  5. "PREVIOUS COMMANDERS". United States Navy. Archived from the original on 2007-05-04. Retrieved 2007-07-30.<templatestyles src="Module:Citation/CS1/styles.css"></templatestyles>
  6. "Time Obituaries". Time, Inc. June 26, 1972. Retrieved 2007-07-30.<templatestyles src="Module:Citation/CS1/styles.css"></templatestyles>

Further reading

  • Cox, Robert Jon (2010). The Battle Off Samar: Taffy III at Leyte Gulf (5th Edition). Agogeebic Press, LLC. ISBN 0-9822390-4-1.<templatestyles src="Module:Citation/CS1/styles.css"></templatestyles>
  • Morison, Samuel E. (1958). History of United States Naval Operations in World War II, Leyte, June 1944 - January 1945, Volume XII. Edison, New Jersey: Castle Books. ISBN 0-7858-1313-6.<templatestyles src="Module:Citation/CS1/styles.css"></templatestyles>
  • Y'Blood, William T. (1987). The Little Giants: U.S. Escort Carriers Against Japan. Annapolis, Maryland: Naval Institute Press. ISBN 0-87021-275-3.<templatestyles src="Module:Citation/CS1/styles.css"></templatestyles>
  • Wukovits, John F. (1995). Devotion to Duty, A Biography of Admiral Clifton A. F. Sprague. Annapolis, Maryland: Naval Institute Press. ISBN 1-55750-944-1.<templatestyles src="Module:Citation/CS1/styles.css"></templatestyles>

External links

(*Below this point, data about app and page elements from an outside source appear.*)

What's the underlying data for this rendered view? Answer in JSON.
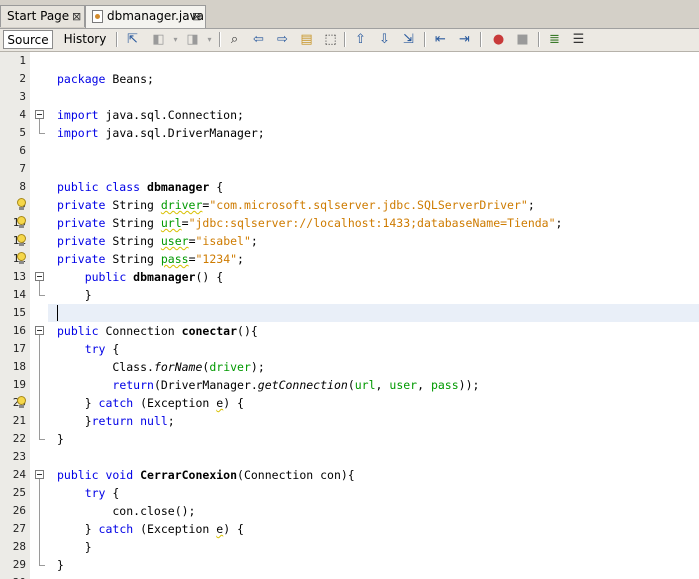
{
  "tabs": [
    {
      "label": "Start Page",
      "active": false
    },
    {
      "label": "dbmanager.java",
      "active": true
    }
  ],
  "close_glyph": "⊠",
  "view_buttons": {
    "source": "Source",
    "history": "History"
  },
  "toolbar_icons": [
    "last-edit-icon",
    "back-icon",
    "forward-icon",
    "find-icon",
    "find-previous-icon",
    "find-next-icon",
    "find-selection-icon",
    "toggle-highlight-icon",
    "previous-bookmark-icon",
    "next-bookmark-icon",
    "toggle-bookmark-icon",
    "shift-left-icon",
    "shift-right-icon",
    "start-macro-icon",
    "stop-macro-icon",
    "comment-icon",
    "uncomment-icon"
  ],
  "editor": {
    "current_line": 15,
    "lines": [
      {
        "n": "1",
        "tokens": []
      },
      {
        "n": "2",
        "tokens": [
          {
            "t": "package ",
            "c": "kw"
          },
          {
            "t": "Beans;"
          }
        ]
      },
      {
        "n": "3",
        "tokens": []
      },
      {
        "n": "4",
        "tokens": [
          {
            "t": "import ",
            "c": "kw"
          },
          {
            "t": "java.sql.Connection;"
          }
        ]
      },
      {
        "n": "5",
        "tokens": [
          {
            "t": "import ",
            "c": "kw"
          },
          {
            "t": "java.sql.DriverManager;"
          }
        ]
      },
      {
        "n": "6",
        "tokens": []
      },
      {
        "n": "7",
        "tokens": []
      },
      {
        "n": "8",
        "tokens": [
          {
            "t": "public class ",
            "c": "kw"
          },
          {
            "t": "dbmanager",
            "c": "b"
          },
          {
            "t": " {"
          }
        ]
      },
      {
        "n": "9",
        "tokens": [
          {
            "t": "private ",
            "c": "kw"
          },
          {
            "t": "String "
          },
          {
            "t": "driver",
            "c": "fld sq"
          },
          {
            "t": "="
          },
          {
            "t": "\"com.microsoft.sqlserver.jdbc.SQLServerDriver\"",
            "c": "str"
          },
          {
            "t": ";"
          }
        ]
      },
      {
        "n": "10",
        "tokens": [
          {
            "t": "private ",
            "c": "kw"
          },
          {
            "t": "String "
          },
          {
            "t": "url",
            "c": "fld sq"
          },
          {
            "t": "="
          },
          {
            "t": "\"jdbc:sqlserver://localhost:1433;databaseName=Tienda\"",
            "c": "str"
          },
          {
            "t": ";"
          }
        ]
      },
      {
        "n": "11",
        "tokens": [
          {
            "t": "private ",
            "c": "kw"
          },
          {
            "t": "String "
          },
          {
            "t": "user",
            "c": "fld sq"
          },
          {
            "t": "="
          },
          {
            "t": "\"isabel\"",
            "c": "str"
          },
          {
            "t": ";"
          }
        ]
      },
      {
        "n": "12",
        "tokens": [
          {
            "t": "private ",
            "c": "kw"
          },
          {
            "t": "String "
          },
          {
            "t": "pass",
            "c": "fld sq"
          },
          {
            "t": "="
          },
          {
            "t": "\"1234\"",
            "c": "str"
          },
          {
            "t": ";"
          }
        ]
      },
      {
        "n": "13",
        "tokens": [
          {
            "t": "    "
          },
          {
            "t": "public ",
            "c": "kw"
          },
          {
            "t": "dbmanager",
            "c": "b"
          },
          {
            "t": "() {"
          }
        ]
      },
      {
        "n": "14",
        "tokens": [
          {
            "t": "    }"
          }
        ]
      },
      {
        "n": "15",
        "tokens": []
      },
      {
        "n": "16",
        "tokens": [
          {
            "t": "public ",
            "c": "kw"
          },
          {
            "t": "Connection "
          },
          {
            "t": "conectar",
            "c": "b"
          },
          {
            "t": "(){"
          }
        ]
      },
      {
        "n": "17",
        "tokens": [
          {
            "t": "    "
          },
          {
            "t": "try",
            "c": "kw"
          },
          {
            "t": " {"
          }
        ]
      },
      {
        "n": "18",
        "tokens": [
          {
            "t": "        Class."
          },
          {
            "t": "forName",
            "c": "it"
          },
          {
            "t": "("
          },
          {
            "t": "driver",
            "c": "fld"
          },
          {
            "t": ");"
          }
        ]
      },
      {
        "n": "19",
        "tokens": [
          {
            "t": "        "
          },
          {
            "t": "return",
            "c": "kw"
          },
          {
            "t": "(DriverManager."
          },
          {
            "t": "getConnection",
            "c": "it"
          },
          {
            "t": "("
          },
          {
            "t": "url",
            "c": "fld"
          },
          {
            "t": ", "
          },
          {
            "t": "user",
            "c": "fld"
          },
          {
            "t": ", "
          },
          {
            "t": "pass",
            "c": "fld"
          },
          {
            "t": "));"
          }
        ]
      },
      {
        "n": "20",
        "tokens": [
          {
            "t": "    } "
          },
          {
            "t": "catch",
            "c": "kw"
          },
          {
            "t": " (Exception "
          },
          {
            "t": "e",
            "c": "sq"
          },
          {
            "t": ") {"
          }
        ]
      },
      {
        "n": "21",
        "tokens": [
          {
            "t": "    }"
          },
          {
            "t": "return null",
            "c": "kw"
          },
          {
            "t": ";"
          }
        ]
      },
      {
        "n": "22",
        "tokens": [
          {
            "t": "}"
          }
        ]
      },
      {
        "n": "23",
        "tokens": []
      },
      {
        "n": "24",
        "tokens": [
          {
            "t": "public void ",
            "c": "kw"
          },
          {
            "t": "CerrarConexion",
            "c": "b"
          },
          {
            "t": "(Connection con){"
          }
        ]
      },
      {
        "n": "25",
        "tokens": [
          {
            "t": "    "
          },
          {
            "t": "try",
            "c": "kw"
          },
          {
            "t": " {"
          }
        ]
      },
      {
        "n": "26",
        "tokens": [
          {
            "t": "        con.close();"
          }
        ]
      },
      {
        "n": "27",
        "tokens": [
          {
            "t": "    } "
          },
          {
            "t": "catch",
            "c": "kw"
          },
          {
            "t": " (Exception "
          },
          {
            "t": "e",
            "c": "sq"
          },
          {
            "t": ") {"
          }
        ]
      },
      {
        "n": "28",
        "tokens": [
          {
            "t": "    }"
          }
        ]
      },
      {
        "n": "29",
        "tokens": [
          {
            "t": "}"
          }
        ]
      },
      {
        "n": "30",
        "tokens": []
      }
    ],
    "fold_markers": [
      4,
      13,
      16,
      24
    ],
    "hint_lines": [
      9,
      10,
      11,
      12,
      20
    ]
  }
}
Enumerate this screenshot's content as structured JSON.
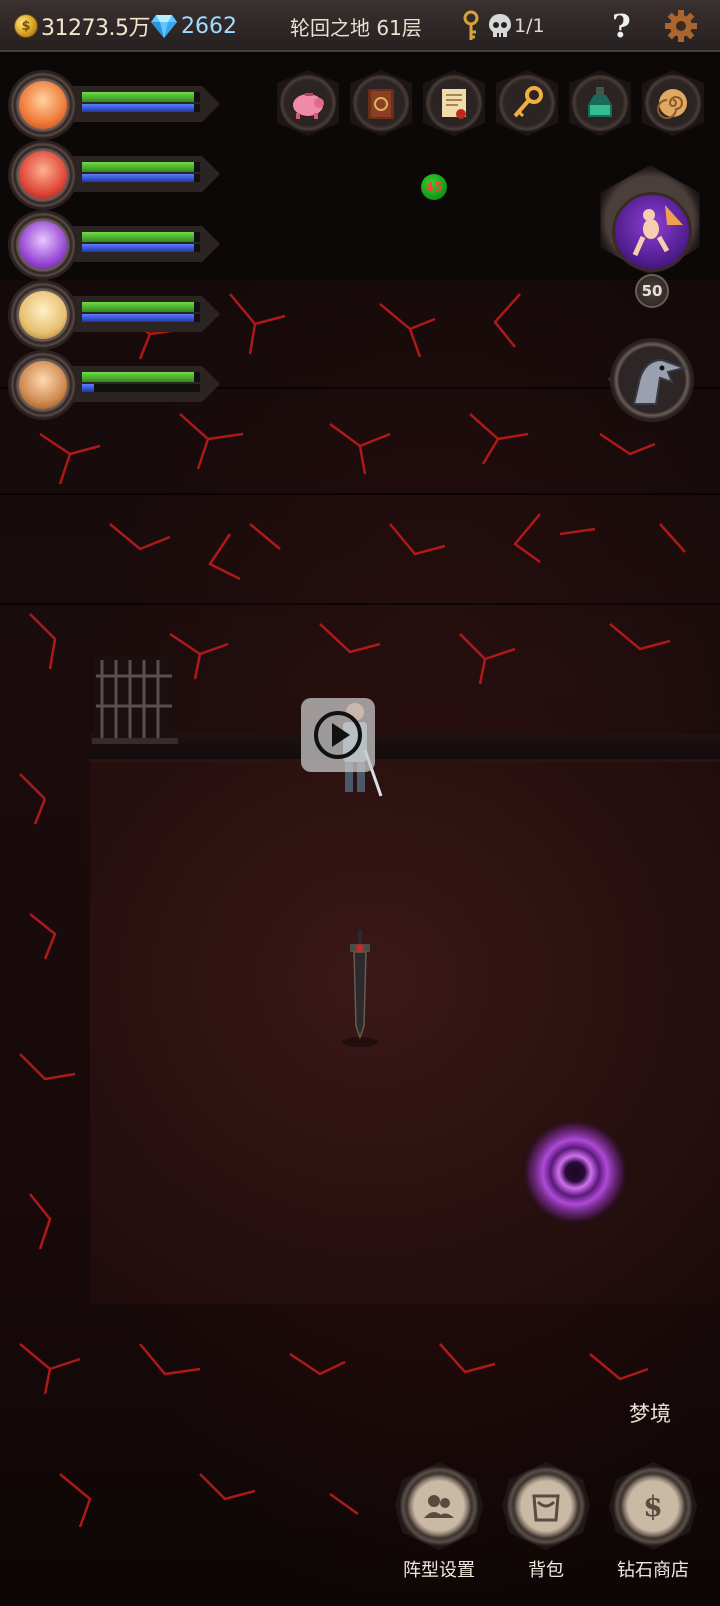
{
  "topbar": {
    "gold_icon_glyph": "$",
    "gold": "31273.5万",
    "diamonds": "2662",
    "stage": "轮回之地 61层",
    "skull_count": "1/1",
    "help_label": "?"
  },
  "heroes": [
    {
      "name": "hero-1",
      "hp": 0.95,
      "mp": 0.95,
      "color": "#f07a3a"
    },
    {
      "name": "hero-2",
      "hp": 0.95,
      "mp": 0.95,
      "color": "#e0483a"
    },
    {
      "name": "hero-3",
      "hp": 0.95,
      "mp": 0.95,
      "color": "#9a4ad6"
    },
    {
      "name": "hero-4",
      "hp": 0.95,
      "mp": 0.95,
      "color": "#e8c070"
    },
    {
      "name": "hero-5",
      "hp": 0.95,
      "mp": 0.1,
      "color": "#d08a50"
    }
  ],
  "items": [
    "piggy-bank-icon",
    "spellbook-icon",
    "scroll-icon",
    "golden-key-icon",
    "potion-bottle-icon",
    "spiral-shell-icon"
  ],
  "badge_count": "45",
  "boss_level": "50",
  "dream_label": "梦境",
  "bottom_buttons": [
    {
      "label": "阵型设置",
      "icon": "team-formation-icon"
    },
    {
      "label": "背包",
      "icon": "backpack-icon"
    },
    {
      "label": "钻石商店",
      "icon": "dollar-shop-icon"
    }
  ],
  "colors": {
    "hp_bar": "#4fbf2a",
    "mp_bar": "#3352d8",
    "diamond_text": "#9fdcff",
    "portal": "#b04ad8"
  }
}
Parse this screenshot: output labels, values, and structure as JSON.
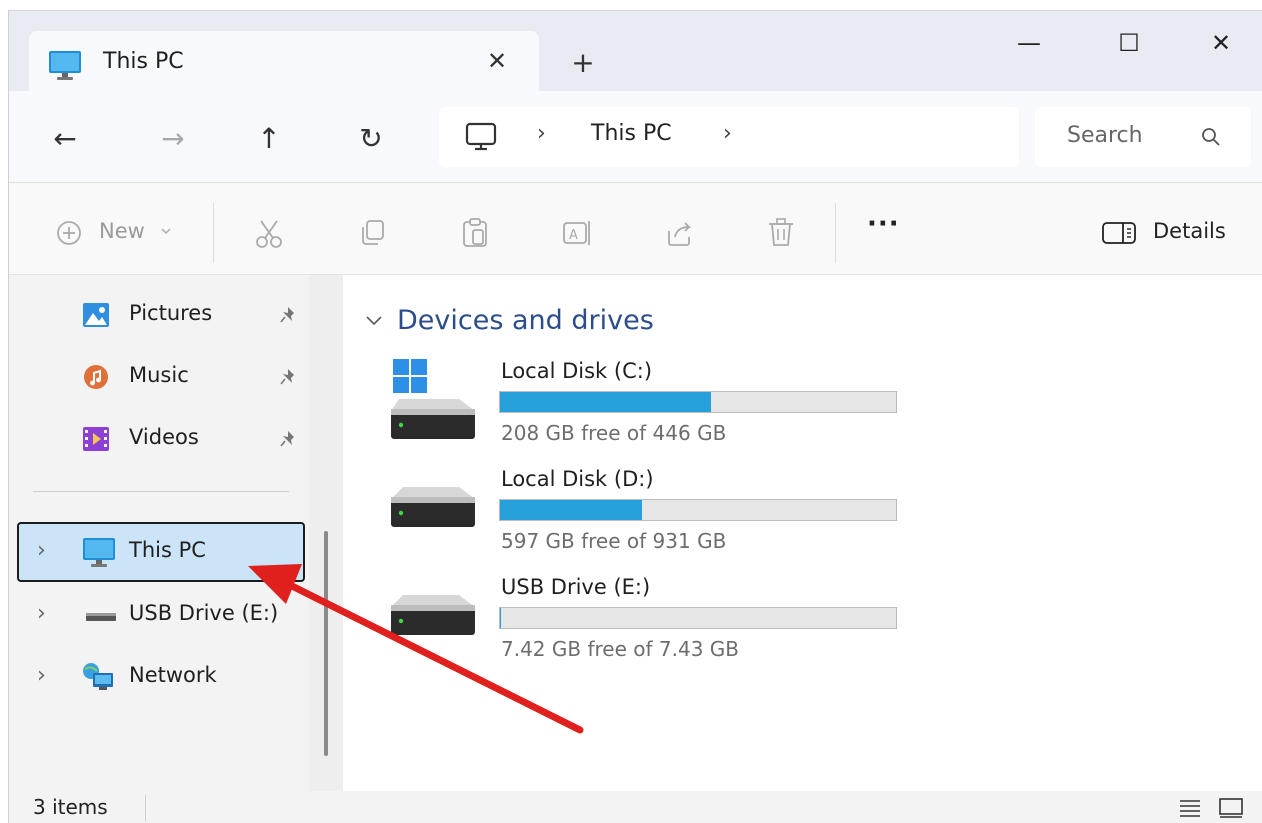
{
  "tab": {
    "title": "This PC",
    "close_glyph": "✕",
    "new_tab_glyph": "+"
  },
  "window_controls": {
    "minimize": "—",
    "maximize": "☐",
    "close": "✕"
  },
  "nav": {
    "back": "←",
    "forward": "→",
    "up": "↑",
    "refresh": "↻"
  },
  "address": {
    "separator": "›",
    "location": "This PC",
    "trailing": "›"
  },
  "search": {
    "placeholder": "Search"
  },
  "command_bar": {
    "new_label": "New",
    "more_label": "···",
    "details_label": "Details",
    "icons": [
      "add-icon",
      "cut-icon",
      "copy-icon",
      "paste-icon",
      "rename-icon",
      "share-icon",
      "delete-icon"
    ]
  },
  "sidebar": {
    "quick_access": [
      {
        "label": "Pictures",
        "icon": "pictures-icon",
        "pinned": true
      },
      {
        "label": "Music",
        "icon": "music-icon",
        "pinned": true
      },
      {
        "label": "Videos",
        "icon": "videos-icon",
        "pinned": true
      }
    ],
    "locations": [
      {
        "label": "This PC",
        "icon": "monitor-icon",
        "selected": true
      },
      {
        "label": "USB Drive (E:)",
        "icon": "usb-drive-icon",
        "selected": false
      },
      {
        "label": "Network",
        "icon": "network-icon",
        "selected": false
      }
    ]
  },
  "main": {
    "group_title": "Devices and drives",
    "drives": [
      {
        "name": "Local Disk (C:)",
        "free_text": "208 GB free of 446 GB",
        "used_fraction": 0.534,
        "icon": "windows-drive-icon"
      },
      {
        "name": "Local Disk (D:)",
        "free_text": "597 GB free of 931 GB",
        "used_fraction": 0.359,
        "icon": "drive-icon"
      },
      {
        "name": "USB Drive (E:)",
        "free_text": "7.42 GB free of 7.43 GB",
        "used_fraction": 0.001,
        "icon": "drive-icon"
      }
    ]
  },
  "status": {
    "items": "3 items"
  },
  "colors": {
    "accent": "#26a0da",
    "selection": "#cce4f7",
    "group_title": "#2b4d8c",
    "annotation_arrow": "#e0201c"
  }
}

Military offices
Preceded by
Arthur W. Radford
Commander in Chief of the United States Pacific Fleet
Succeeded by
Maurice E. Curts